How can I prove that the relativistic energy and the impulse cannot be conserved if an electron, which is essentially free, absorbs all the energy of the incident photon?
Compton scattering discovered by Arthur Holly Compton, is the inelastic scattering of a photon by a charged particle, usually an electron
Here is the compton scattering diagram
time goes from left to right.
A Feynman diagram representing the γe→γe process. In the classical limit, this is called Thomson scattering. The quantum version is called Compton scattering, and in the relativistic regime, the result is given by the Klein-Nishina formula.
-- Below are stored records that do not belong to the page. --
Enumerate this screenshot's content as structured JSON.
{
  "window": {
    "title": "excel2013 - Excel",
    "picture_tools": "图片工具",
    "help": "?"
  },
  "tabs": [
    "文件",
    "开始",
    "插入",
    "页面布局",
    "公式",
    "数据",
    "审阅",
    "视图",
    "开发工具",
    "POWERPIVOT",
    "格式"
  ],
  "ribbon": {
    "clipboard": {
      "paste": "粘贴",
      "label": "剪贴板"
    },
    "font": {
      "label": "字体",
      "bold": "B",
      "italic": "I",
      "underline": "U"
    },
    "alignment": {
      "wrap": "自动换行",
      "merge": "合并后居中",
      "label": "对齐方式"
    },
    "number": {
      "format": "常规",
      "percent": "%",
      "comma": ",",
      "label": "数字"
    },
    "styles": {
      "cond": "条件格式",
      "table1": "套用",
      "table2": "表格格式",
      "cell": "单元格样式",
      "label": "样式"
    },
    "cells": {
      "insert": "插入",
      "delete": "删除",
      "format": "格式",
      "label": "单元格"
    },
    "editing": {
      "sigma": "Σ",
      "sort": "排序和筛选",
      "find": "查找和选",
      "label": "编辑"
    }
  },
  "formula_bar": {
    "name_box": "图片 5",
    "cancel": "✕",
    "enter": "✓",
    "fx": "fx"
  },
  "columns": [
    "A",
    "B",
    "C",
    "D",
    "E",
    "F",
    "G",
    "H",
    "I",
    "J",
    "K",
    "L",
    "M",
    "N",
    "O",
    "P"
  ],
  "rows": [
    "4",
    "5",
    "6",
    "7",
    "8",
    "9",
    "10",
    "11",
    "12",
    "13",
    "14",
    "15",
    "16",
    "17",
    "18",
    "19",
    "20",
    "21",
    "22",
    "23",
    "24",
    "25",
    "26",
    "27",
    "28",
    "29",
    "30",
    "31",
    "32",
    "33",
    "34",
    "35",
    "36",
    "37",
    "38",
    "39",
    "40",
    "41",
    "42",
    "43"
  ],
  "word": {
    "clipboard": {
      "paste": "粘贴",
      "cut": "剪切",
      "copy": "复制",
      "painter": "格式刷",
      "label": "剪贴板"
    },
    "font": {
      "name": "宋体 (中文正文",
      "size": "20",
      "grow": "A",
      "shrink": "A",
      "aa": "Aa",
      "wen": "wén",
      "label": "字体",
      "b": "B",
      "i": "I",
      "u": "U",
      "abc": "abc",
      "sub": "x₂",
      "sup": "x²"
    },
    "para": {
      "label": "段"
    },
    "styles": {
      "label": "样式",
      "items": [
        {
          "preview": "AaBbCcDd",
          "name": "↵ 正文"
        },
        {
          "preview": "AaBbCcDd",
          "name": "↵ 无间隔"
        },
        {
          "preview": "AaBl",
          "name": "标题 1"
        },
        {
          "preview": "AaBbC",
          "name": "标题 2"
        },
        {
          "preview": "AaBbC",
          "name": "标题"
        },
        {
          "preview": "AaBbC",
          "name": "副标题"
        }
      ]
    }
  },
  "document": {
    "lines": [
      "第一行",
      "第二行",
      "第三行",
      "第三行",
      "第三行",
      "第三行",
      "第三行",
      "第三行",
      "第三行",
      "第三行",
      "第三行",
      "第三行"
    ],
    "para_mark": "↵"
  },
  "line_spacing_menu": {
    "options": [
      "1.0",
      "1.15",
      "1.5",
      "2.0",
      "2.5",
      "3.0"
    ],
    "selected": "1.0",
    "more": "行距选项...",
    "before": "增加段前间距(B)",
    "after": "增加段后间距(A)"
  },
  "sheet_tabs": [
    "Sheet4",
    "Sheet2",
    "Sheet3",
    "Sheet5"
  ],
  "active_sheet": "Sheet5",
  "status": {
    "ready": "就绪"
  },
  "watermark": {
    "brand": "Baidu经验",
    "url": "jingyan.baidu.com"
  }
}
You are asking whether all the momentum and energy can be absorbed by the outgoing electron. One can go to the limit where the frequency of the gamma approaches zero .Classically it is when two balls collide and all the momentum and energy are transferred to the second ball, and yes, it is allowed: the incident photon angle and the outgoing electron angle approach zero at the limit. A very soft gamma is necessary for angular momentum conservation .